§ Work item
Could the data underneath be repeated exactly, in full?

(Saved data entries)

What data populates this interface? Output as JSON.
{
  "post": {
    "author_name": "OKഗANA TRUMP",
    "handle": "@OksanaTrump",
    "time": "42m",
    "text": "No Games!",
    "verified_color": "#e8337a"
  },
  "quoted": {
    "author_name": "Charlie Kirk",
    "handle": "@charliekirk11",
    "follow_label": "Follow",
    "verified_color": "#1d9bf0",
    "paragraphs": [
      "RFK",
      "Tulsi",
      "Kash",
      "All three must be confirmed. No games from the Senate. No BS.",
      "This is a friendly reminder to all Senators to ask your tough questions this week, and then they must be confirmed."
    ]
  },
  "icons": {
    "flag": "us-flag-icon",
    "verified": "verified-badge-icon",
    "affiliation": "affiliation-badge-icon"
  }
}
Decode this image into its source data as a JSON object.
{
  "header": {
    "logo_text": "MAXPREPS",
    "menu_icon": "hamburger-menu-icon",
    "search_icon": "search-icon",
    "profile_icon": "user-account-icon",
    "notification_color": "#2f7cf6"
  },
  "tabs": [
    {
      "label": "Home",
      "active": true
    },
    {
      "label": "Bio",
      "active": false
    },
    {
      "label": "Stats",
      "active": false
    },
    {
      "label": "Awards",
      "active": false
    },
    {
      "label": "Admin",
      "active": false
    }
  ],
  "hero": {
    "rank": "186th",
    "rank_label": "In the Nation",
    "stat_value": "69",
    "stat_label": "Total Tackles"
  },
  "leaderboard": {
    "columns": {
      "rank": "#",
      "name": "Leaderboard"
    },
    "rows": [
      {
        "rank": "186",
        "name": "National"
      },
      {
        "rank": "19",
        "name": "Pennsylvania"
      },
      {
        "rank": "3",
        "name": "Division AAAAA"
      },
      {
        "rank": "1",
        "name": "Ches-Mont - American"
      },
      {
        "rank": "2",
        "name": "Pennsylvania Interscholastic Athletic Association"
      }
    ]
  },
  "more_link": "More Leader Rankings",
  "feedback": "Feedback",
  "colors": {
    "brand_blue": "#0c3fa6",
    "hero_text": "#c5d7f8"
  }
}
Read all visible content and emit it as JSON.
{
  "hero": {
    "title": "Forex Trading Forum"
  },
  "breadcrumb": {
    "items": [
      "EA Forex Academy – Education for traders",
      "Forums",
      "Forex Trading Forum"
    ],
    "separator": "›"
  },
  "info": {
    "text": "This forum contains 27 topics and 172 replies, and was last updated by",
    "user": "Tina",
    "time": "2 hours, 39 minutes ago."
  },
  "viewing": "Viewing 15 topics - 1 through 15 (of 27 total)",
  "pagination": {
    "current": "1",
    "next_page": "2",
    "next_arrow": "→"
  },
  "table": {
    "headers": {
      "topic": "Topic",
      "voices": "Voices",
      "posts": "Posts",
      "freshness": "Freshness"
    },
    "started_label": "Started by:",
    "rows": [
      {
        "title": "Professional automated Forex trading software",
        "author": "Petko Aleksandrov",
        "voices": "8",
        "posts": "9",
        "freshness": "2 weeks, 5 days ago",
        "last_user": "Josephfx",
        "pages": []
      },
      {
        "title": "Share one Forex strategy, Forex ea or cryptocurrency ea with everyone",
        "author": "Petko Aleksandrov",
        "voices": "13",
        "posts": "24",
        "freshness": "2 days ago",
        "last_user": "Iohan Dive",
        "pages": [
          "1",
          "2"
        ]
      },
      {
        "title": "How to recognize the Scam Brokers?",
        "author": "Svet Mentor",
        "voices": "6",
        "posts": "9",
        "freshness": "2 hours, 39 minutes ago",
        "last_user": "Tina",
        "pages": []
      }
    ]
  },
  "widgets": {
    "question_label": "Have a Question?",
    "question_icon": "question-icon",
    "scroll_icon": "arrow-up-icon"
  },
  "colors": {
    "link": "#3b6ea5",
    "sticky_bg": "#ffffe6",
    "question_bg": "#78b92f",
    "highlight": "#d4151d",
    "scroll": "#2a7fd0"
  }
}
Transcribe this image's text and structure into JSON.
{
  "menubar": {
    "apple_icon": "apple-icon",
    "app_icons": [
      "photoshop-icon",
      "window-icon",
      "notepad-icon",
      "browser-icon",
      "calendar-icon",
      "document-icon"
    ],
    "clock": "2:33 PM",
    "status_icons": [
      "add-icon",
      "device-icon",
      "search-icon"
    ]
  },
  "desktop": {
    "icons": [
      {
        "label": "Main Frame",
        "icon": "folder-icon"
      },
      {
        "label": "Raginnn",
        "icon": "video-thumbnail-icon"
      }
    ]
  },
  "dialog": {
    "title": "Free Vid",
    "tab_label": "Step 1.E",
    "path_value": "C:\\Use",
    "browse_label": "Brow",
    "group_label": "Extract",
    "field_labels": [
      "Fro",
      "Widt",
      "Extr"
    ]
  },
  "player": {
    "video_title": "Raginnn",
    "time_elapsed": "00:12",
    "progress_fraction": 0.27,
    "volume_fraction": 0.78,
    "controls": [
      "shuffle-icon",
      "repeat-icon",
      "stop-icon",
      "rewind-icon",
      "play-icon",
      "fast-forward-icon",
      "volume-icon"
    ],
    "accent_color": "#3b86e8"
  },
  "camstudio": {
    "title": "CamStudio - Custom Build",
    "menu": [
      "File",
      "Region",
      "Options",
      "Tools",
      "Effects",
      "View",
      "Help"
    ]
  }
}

§ Output
What data populates this interface? Output as JSON.
{
  "post": {
    "author_name": "OKഗANA TRUMP",
    "handle": "@OksanaTrump",
    "time": "42m",
    "text": "No Games!",
    "verified_color": "#e8337a"
  },
  "quoted": {
    "author_name": "Charlie Kirk",
    "handle": "@charliekirk11",
    "follow_label": "Follow",
    "verified_color": "#1d9bf0",
    "paragraphs": [
      "RFK",
      "Tulsi",
      "Kash",
      "All three must be confirmed. No games from the Senate. No BS.",
      "This is a friendly reminder to all Senators to ask your tough questions this week, and then they must be confirmed."
    ]
  },
  "icons": {
    "flag": "us-flag-icon",
    "verified": "verified-badge-icon",
    "affiliation": "affiliation-badge-icon"
  }
}
Decode this image into its source data as a JSON object.
{
  "header": {
    "logo_text": "MAXPREPS",
    "menu_icon": "hamburger-menu-icon",
    "search_icon": "search-icon",
    "profile_icon": "user-account-icon",
    "notification_color": "#2f7cf6"
  },
  "tabs": [
    {
      "label": "Home",
      "active": true
    },
    {
      "label": "Bio",
      "active": false
    },
    {
      "label": "Stats",
      "active": false
    },
    {
      "label": "Awards",
      "active": false
    },
    {
      "label": "Admin",
      "active": false
    }
  ],
  "hero": {
    "rank": "186th",
    "rank_label": "In the Nation",
    "stat_value": "69",
    "stat_label": "Total Tackles"
  },
  "leaderboard": {
    "columns": {
      "rank": "#",
      "name": "Leaderboard"
    },
    "rows": [
      {
        "rank": "186",
        "name": "National"
      },
      {
        "rank": "19",
        "name": "Pennsylvania"
      },
      {
        "rank": "3",
        "name": "Division AAAAA"
      },
      {
        "rank": "1",
        "name": "Ches-Mont - American"
      },
      {
        "rank": "2",
        "name": "Pennsylvania Interscholastic Athletic Association"
      }
    ]
  },
  "more_link": "More Leader Rankings",
  "feedback": "Feedback",
  "colors": {
    "brand_blue": "#0c3fa6",
    "hero_text": "#c5d7f8"
  }
}
Read all visible content and emit it as JSON.
{
  "hero": {
    "title": "Forex Trading Forum"
  },
  "breadcrumb": {
    "items": [
      "EA Forex Academy – Education for traders",
      "Forums",
      "Forex Trading Forum"
    ],
    "separator": "›"
  },
  "info": {
    "text": "This forum contains 27 topics and 172 replies, and was last updated by",
    "user": "Tina",
    "time": "2 hours, 39 minutes ago."
  },
  "viewing": "Viewing 15 topics - 1 through 15 (of 27 total)",
  "pagination": {
    "current": "1",
    "next_page": "2",
    "next_arrow": "→"
  },
  "table": {
    "headers": {
      "topic": "Topic",
      "voices": "Voices",
      "posts": "Posts",
      "freshness": "Freshness"
    },
    "started_label": "Started by:",
    "rows": [
      {
        "title": "Professional automated Forex trading software",
        "author": "Petko Aleksandrov",
        "voices": "8",
        "posts": "9",
        "freshness": "2 weeks, 5 days ago",
        "last_user": "Josephfx",
        "pages": []
      },
      {
        "title": "Share one Forex strategy, Forex ea or cryptocurrency ea with everyone",
        "author": "Petko Aleksandrov",
        "voices": "13",
        "posts": "24",
        "freshness": "2 days ago",
        "last_user": "Iohan Dive",
        "pages": [
          "1",
          "2"
        ]
      },
      {
        "title": "How to recognize the Scam Brokers?",
        "author": "Svet Mentor",
        "voices": "6",
        "posts": "9",
        "freshness": "2 hours, 39 minutes ago",
        "last_user": "Tina",
        "pages": []
      }
    ]
  },
  "widgets": {
    "question_label": "Have a Question?",
    "question_icon": "question-icon",
    "scroll_icon": "arrow-up-icon"
  },
  "colors": {
    "link": "#3b6ea5",
    "sticky_bg": "#ffffe6",
    "question_bg": "#78b92f",
    "highlight": "#d4151d",
    "scroll": "#2a7fd0"
  }
}
Transcribe this image's text and structure into JSON.
{
  "menubar": {
    "apple_icon": "apple-icon",
    "app_icons": [
      "photoshop-icon",
      "window-icon",
      "notepad-icon",
      "browser-icon",
      "calendar-icon",
      "document-icon"
    ],
    "clock": "2:33 PM",
    "status_icons": [
      "add-icon",
      "device-icon",
      "search-icon"
    ]
  },
  "desktop": {
    "icons": [
      {
        "label": "Main Frame",
        "icon": "folder-icon"
      },
      {
        "label": "Raginnn",
        "icon": "video-thumbnail-icon"
      }
    ]
  },
  "dialog": {
    "title": "Free Vid",
    "tab_label": "Step 1.E",
    "path_value": "C:\\Use",
    "browse_label": "Brow",
    "group_label": "Extract",
    "field_labels": [
      "Fro",
      "Widt",
      "Extr"
    ]
  },
  "player": {
    "video_title": "Raginnn",
    "time_elapsed": "00:12",
    "progress_fraction": 0.27,
    "volume_fraction": 0.78,
    "controls": [
      "shuffle-icon",
      "repeat-icon",
      "stop-icon",
      "rewind-icon",
      "play-icon",
      "fast-forward-icon",
      "volume-icon"
    ],
    "accent_color": "#3b86e8"
  },
  "camstudio": {
    "title": "CamStudio - Custom Build",
    "menu": [
      "File",
      "Region",
      "Options",
      "Tools",
      "Effects",
      "View",
      "Help"
    ]
  }
}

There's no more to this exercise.